Websites were graded "A" to "F," measuring available content against a checklist of information Sunshine Review believes all governments should provide online to citizens. That includes meeting agendas and minutes, contact information on elected officials, budgets, vendor contracts and labor agreements, ordinances, and information on how to obtain public records.
"It is always a good idea to have information such as budgets online, but sometimes it is a capacity issue," said Glenn County Superintendent of Schools Tracey Quarne. "Websites only have so much capacity, so it could be like trying to put 25 gallons of water in a 5 gallon bucket."
According to the Sunshine Review, state government websites outperform local government websites when it comes to posting online, with 26 percent of state websites scoring in the "A" range, and 60 percent scoring a "B" or above.
The five states earning the highest grades were California, Illinois, Maryland, Pennsylvania, and Washington. The five worst states were Alabama, Kentucky, Mississippi, Nebraska, and South Dakota.
In contrast, 28 percent of county websites scored a "B" or above, and 44 percent of cities scored a "B" or above.
Glenn County, which was not graded, has a great deal of information on its website that is accessible to the public, including the 2012-13 budget.
Supervisor Mike Murray of Willows said his grade for the county's website is a B-plus.
"One of our strengths is the salary information and job descriptions," Murray said. "That lends itself to transparency."
He added he would like to see staff recruitment a bit more current, but believes that could be handled once a new personnel director is on board.
Murray also believes the county's website has a lot of information with links to its various agencies, adding more information can be found by listening to the audio recordings of board meetings.
The board tapes its meetings and provides a live Internet link during the proceedings.
"You can hear the inflection while listening that does not come out in print," he said.
Willows also has audio recordings of its City Council and Planning Commission meetings online.
Although hard to find, the city's budget information is on its website, as well as the municipal code, programs, audits and staff listings.
"With few exceptions, citizens rarely want contracts or labor agreements and the like," said City Manager Steve Holsinger. "However, all are readily available at city hall."
Holsinger said any time an action is taken by the City Council, the documentation is placed in its entirety in the minutes and agenda section of the website.
"Adding duplication of documents all over the web-site utilizes additional storage space for which the city would incur additional expense," he said.
According to the Sunshine Review, 92 percent of government agencies post contact information for elected officials online.
Willows does not.
Holsinger said it was the direction of a previous City Council not to disclose their contact information, but that could change with new direction.
"If they wish to include additional information, it is easy to accommodate and can be handled by city staff," he said.
Orland's website met the basic criteria set by Sunshine Review.

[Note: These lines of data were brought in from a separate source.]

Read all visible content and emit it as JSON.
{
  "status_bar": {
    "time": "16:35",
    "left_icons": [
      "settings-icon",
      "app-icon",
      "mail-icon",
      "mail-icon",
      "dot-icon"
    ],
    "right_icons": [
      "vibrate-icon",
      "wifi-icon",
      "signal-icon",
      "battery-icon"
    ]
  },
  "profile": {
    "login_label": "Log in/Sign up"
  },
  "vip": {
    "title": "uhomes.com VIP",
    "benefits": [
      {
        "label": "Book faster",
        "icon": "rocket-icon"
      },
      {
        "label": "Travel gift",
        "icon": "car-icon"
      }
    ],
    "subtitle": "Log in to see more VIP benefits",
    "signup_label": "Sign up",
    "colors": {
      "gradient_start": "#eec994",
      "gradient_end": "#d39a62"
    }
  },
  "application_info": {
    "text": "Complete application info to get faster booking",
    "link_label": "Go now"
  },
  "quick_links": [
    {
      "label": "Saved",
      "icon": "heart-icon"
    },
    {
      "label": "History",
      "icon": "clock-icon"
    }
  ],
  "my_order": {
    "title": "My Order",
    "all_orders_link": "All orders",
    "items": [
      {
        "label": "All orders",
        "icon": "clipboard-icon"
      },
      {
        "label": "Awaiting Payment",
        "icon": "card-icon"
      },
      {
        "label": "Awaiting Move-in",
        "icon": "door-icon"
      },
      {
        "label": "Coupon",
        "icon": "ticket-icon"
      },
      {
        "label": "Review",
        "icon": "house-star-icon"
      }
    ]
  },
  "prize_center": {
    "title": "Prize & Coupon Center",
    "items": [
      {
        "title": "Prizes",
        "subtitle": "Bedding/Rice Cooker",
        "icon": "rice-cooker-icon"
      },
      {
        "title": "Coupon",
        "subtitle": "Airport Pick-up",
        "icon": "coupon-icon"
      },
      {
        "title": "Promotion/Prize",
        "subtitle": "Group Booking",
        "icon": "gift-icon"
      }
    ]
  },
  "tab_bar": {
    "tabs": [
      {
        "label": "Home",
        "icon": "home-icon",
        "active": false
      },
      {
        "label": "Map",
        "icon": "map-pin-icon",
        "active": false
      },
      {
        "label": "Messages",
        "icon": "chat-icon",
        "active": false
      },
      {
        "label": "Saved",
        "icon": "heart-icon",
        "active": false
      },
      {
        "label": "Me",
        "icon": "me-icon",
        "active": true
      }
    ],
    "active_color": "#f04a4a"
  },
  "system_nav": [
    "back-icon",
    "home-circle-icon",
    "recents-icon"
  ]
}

The agendas also are online along with meeting minutes, audio recordings, city budgets, photos and phone numbers of council members.
Business forms and links to the Orland Area Chamber of Commerce, Glenn County and other organizations also are available, and the city has its own Facebook page.